Tomes /processes extend into the newly forming enamel giving the +unction between ameloblasts and enamel a Saw tooth li1e appearance.

At the end of the enamel matrix formation there is a brief transitional phase involving a reduction in height of the amelobiasts and a decrease in their organelle4s content.

Tomes /processes at the distal ends of the amelobiasts disappear.

During this period most probably the outer structureless or prismless enamel is formed. secretory amelobiasts showing five substages.

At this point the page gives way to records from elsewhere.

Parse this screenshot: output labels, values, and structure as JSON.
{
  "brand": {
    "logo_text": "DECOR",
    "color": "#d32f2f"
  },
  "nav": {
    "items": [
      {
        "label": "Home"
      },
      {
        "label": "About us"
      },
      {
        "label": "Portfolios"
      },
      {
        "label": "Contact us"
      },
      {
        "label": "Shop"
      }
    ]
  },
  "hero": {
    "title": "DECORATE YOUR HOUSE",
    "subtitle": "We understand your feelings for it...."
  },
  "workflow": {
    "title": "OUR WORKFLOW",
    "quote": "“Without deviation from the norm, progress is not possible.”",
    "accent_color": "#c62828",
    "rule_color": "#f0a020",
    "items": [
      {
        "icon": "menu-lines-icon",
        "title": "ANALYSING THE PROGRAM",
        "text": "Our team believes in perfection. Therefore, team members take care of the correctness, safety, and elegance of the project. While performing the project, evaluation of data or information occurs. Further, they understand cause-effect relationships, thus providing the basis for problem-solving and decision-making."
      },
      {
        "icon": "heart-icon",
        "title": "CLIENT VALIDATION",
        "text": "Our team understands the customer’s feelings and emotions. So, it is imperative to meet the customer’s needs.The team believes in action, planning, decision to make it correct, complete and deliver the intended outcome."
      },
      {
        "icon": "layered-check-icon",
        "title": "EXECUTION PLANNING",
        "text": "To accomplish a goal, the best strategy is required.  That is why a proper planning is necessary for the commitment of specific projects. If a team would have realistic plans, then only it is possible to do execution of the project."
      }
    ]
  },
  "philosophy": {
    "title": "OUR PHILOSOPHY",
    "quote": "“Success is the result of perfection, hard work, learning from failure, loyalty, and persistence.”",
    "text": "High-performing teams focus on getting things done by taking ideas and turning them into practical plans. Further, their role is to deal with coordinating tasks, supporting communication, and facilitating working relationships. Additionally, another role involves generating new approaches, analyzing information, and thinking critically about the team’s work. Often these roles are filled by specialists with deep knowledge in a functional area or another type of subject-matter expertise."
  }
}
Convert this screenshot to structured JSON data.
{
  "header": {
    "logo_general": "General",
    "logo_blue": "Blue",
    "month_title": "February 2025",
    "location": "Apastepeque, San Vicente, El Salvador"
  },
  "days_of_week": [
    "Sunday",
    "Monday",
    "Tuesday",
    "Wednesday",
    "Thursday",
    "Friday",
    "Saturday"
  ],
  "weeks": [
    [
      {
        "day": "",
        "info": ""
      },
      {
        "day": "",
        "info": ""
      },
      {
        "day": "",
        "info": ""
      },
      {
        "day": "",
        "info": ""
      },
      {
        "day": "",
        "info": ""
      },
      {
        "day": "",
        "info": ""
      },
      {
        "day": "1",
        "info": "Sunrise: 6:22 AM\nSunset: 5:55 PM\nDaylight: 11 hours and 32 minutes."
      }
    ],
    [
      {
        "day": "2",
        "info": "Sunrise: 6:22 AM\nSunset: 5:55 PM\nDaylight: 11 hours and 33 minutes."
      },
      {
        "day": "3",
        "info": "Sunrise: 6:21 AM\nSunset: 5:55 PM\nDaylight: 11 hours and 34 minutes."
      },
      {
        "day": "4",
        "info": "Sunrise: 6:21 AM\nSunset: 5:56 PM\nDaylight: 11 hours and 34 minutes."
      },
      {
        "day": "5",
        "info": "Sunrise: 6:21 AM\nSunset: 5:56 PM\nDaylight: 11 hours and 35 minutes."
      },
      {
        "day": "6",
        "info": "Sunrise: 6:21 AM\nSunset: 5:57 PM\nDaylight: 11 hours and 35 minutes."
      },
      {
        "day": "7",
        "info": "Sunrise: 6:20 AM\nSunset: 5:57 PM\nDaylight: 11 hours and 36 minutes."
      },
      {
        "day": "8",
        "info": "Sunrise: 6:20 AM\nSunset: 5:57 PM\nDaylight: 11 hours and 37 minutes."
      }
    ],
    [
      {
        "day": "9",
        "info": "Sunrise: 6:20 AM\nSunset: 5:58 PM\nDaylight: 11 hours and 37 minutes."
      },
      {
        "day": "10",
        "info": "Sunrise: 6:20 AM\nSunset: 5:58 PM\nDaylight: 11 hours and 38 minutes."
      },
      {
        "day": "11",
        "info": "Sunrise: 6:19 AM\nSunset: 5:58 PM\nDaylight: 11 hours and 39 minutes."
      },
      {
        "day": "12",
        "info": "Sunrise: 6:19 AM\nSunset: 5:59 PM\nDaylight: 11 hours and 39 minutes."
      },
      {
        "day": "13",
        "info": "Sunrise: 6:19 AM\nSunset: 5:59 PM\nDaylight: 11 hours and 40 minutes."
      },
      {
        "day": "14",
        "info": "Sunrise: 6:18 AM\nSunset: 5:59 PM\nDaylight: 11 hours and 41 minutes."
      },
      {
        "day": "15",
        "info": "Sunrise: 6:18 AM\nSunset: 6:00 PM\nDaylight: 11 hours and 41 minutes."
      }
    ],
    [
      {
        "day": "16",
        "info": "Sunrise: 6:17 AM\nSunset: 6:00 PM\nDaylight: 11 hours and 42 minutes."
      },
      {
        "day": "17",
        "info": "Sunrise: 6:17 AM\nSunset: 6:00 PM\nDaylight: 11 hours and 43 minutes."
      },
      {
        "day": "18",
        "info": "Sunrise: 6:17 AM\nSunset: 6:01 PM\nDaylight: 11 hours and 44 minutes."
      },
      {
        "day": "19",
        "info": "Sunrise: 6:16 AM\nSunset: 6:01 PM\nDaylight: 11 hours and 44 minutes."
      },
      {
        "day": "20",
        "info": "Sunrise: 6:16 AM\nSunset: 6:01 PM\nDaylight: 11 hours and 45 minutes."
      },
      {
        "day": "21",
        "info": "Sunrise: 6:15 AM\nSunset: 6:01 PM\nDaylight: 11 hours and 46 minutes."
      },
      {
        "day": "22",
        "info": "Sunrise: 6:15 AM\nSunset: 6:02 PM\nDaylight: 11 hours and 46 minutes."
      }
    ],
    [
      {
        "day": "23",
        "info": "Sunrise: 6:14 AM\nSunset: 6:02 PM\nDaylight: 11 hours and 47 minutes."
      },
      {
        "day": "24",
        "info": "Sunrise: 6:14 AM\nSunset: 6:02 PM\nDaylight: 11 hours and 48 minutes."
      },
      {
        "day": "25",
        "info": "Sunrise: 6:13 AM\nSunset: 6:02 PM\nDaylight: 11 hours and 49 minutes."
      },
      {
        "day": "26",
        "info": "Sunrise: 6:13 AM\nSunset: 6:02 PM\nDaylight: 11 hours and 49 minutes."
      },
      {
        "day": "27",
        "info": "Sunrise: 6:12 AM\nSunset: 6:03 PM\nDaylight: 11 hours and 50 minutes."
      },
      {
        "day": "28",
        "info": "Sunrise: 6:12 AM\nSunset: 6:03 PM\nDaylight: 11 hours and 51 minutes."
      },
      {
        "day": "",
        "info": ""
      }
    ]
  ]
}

A,, absorption granules5 A(, apical contact speciali$ation -hemidesosomes.5 Av, autophgagic vacuales #ysosomss.5 6T3, butb type of contacts5 78, coaled -absorplive9. vesicles5 D, desmosomes5 D,, dense -secretory. granules5 ,, ,olgi apparatus5 ,2:, granular -rough. endoplasmic reticulum5 ,r, pale -secretory9. granules5 01.0", 0%, lysosomes5 0,, lipid granules5 !, mitochondria5 !,, mitochondrial granules5 S6, striated border5 T6, terminal bars5 T3, tight +unctions5 T;. terminal web.


!aturative stage

As the amelobiasts complete the matrix deposition phase, they undergo significant ultrastructural changes lin1ed to the assumption of their new function of enamel maturation.

2xcess organelles associated with synthesis are enclosed in autophagic vacuoles and digested by lysosomal en$ymes.

This development is followed by a shift in many of the remaining organelles to the distal part of the cell and a complex folding of the distal plasma membrane to form a ruffle border.

This ruffle border greatly increases the surface area of the extremity of the ameloblast and indicates that rapid transport of material is ta1ing place across the plasma membrane. 7ytoplasmic vacuoles containing material resembling enamel matrix are present in the cell body. As the enamel maturation nears completion, the amelobiasts lose their ruffle borders and secrete a material between the now flattened distal end of the cell and the enamel surface. This material appears morphologically identical to a basal lamina. <emidesmosomes also form along the distal cell membrane at this time.


Trotective stage

Then the amelobiasts loose their regular appearance and become cuboidal and often can no longer be differentiated from the cells of the other layers of the epithelial dental organ. These layers together form a stratified epithelial covering of the enamel, the so called :educed Denial 2pithelium -:educed 2namel 2pithelium.. The reduced dental epithelium protects the enamel from the surrounding connective tissue until tooth eruption. If the connective tissue comes in contact with the enamel, enamel can be either resorbed or covered by a layer of cementum.

) Desmolytic Stage* At the time of eruption, the reduced dental epithelium proliferates and seem to elaborate en$ymes -desmolytic en$ymes. that induce atrophy and destruction of the connective tissue separating it from the oral epithelium, so fusion of the two epithelia can occur to form the attachment epithelium. (remature degeneration of the reduced dental epithelium may also prevent tooth eruption.